Monday, February 24, 2020

Karius Raises $165M for Microbial NGS Sequencing

From Reuters and other newswires, Bay Area molecular diagnostics startup KARIUS raises $165M in a Series B funding round.   Karius provides overnight assessment of the complete blood microbiome (1200 pathogens).    

Reuters here.
TechCrunch here.
Fierce Biotech here.
The company's website is here

See a detailed 2019 paper on analytical and clinical validation in Nature Microbiology, open access, Blauwkamp et al., here.

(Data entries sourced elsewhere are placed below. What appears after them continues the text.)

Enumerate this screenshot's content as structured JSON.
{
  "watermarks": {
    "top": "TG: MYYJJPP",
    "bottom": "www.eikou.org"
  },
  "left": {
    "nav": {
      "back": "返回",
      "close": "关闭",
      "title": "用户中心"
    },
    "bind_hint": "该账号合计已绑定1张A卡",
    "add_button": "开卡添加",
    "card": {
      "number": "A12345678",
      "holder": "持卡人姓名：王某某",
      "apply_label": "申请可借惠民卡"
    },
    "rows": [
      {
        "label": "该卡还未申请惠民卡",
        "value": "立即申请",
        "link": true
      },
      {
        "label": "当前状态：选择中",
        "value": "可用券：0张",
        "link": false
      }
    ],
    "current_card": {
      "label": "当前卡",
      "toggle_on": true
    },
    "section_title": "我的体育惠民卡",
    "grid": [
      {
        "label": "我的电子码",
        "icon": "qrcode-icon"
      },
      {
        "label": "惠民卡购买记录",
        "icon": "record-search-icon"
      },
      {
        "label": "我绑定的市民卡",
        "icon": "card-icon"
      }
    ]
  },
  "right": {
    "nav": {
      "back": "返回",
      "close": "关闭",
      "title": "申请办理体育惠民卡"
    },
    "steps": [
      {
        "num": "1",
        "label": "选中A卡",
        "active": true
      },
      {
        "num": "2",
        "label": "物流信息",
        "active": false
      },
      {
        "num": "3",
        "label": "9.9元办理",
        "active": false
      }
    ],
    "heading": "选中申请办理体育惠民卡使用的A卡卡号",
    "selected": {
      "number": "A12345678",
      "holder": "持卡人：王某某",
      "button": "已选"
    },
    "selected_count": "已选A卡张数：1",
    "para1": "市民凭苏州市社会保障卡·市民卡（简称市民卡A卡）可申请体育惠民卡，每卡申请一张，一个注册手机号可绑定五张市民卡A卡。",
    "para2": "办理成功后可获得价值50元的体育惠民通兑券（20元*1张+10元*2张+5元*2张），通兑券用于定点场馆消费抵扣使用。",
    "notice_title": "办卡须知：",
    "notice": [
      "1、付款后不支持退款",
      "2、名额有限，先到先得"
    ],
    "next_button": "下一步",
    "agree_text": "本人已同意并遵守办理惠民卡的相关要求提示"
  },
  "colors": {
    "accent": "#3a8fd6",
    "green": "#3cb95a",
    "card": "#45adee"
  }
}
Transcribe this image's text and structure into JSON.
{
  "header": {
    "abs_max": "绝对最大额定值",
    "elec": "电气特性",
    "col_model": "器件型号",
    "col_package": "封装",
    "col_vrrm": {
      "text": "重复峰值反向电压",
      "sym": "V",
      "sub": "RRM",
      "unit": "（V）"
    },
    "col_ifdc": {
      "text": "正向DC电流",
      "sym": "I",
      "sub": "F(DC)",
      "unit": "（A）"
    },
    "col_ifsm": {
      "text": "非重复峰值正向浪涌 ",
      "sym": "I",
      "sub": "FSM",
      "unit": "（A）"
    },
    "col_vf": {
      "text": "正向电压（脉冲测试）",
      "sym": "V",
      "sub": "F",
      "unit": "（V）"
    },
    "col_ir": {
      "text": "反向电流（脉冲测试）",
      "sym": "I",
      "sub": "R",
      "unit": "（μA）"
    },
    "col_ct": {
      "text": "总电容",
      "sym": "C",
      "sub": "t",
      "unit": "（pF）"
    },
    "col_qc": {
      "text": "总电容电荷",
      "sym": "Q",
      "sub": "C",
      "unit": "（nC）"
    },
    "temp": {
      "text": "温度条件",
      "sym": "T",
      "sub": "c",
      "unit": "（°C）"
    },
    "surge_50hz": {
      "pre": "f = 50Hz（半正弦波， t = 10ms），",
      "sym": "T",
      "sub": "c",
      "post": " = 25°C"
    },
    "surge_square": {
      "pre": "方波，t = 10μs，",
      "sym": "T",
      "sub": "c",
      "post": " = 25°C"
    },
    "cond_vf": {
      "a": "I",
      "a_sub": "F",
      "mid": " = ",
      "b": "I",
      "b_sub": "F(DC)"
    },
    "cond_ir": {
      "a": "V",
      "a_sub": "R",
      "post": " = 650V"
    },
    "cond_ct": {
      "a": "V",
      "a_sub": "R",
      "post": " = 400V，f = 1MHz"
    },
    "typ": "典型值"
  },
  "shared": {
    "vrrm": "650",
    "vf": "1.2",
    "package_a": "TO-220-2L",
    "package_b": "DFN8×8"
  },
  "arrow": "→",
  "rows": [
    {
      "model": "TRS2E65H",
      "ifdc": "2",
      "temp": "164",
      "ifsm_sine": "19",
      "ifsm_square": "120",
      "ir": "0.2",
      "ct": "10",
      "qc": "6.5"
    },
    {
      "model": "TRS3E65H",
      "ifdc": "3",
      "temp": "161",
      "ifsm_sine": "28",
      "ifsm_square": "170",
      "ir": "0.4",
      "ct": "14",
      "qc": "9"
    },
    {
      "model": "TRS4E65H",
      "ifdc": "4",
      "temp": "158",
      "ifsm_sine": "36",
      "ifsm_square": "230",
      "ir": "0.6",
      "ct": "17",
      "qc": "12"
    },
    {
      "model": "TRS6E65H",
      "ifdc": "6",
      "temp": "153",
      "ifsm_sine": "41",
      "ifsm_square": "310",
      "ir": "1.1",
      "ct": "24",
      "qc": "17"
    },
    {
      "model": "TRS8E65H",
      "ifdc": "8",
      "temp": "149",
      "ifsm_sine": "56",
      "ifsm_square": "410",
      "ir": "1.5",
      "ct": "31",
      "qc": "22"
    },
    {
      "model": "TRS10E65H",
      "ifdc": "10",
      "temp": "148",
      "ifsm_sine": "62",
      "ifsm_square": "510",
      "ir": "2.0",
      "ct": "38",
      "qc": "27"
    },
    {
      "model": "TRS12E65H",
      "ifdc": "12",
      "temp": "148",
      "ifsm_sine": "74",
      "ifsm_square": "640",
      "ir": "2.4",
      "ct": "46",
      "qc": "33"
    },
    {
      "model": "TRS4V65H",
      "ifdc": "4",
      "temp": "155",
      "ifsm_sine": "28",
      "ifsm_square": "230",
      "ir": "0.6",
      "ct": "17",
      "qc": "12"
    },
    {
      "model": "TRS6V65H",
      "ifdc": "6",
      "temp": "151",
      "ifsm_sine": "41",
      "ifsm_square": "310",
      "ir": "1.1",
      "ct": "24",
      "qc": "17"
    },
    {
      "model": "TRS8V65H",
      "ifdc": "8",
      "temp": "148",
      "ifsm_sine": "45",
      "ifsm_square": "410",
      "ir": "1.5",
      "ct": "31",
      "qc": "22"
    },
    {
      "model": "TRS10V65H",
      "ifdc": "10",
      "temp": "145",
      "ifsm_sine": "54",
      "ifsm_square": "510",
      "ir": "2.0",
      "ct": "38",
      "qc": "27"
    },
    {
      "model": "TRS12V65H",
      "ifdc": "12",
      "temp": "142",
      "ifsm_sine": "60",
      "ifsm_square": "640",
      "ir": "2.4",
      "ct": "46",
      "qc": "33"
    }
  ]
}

Excerpt from Tech Crunch:
“What Karius is good at is identifying those novel microbes before they become an outbreak like coronavirus,” says Mickey Kertesz, a chief executive whose life sciences startup just hauled in $165 million in new funding.
While the new money may have been raised under the looming threat of Covid 19, the company’s technology is already being used to test for infection-causing pathogens in immunocompromised pediatric patients, and for potential causes of complex pneumonia, fungal infections and endocarditis, according to a statement from the company. 
Liquid biopsy technology has been widely embraced in cancer treatments as a way to identify which therapies may work best for patients based on the presence of trace amounts of genetic material in a patient’s bloodstream that are shed by cancer cells.
Karius applies the same principles to the detection of pathogens in the blood — developing hardware and software that applies DNA sequencing and machine learning techniques to identify the genetic material that’s present in a blood sample.
As the company explains, microbes infecting the human body leave traces of their DNA in blood, which are called microbial cell-free DNA (mcfDNA). The company’s test can measure the cell-free DNA of more than 1,000 clinically relevant samples from things like bacteria, DNA viruses, fungi and parasites. These tests indicate the types of quantities of those pathogens that are likely affecting a patient. 
“We’re through the early stages of adoption and clinical studies show that the technology literally saves lives,” says Kertesz.

click to enlarge.  OGrady/Nature here.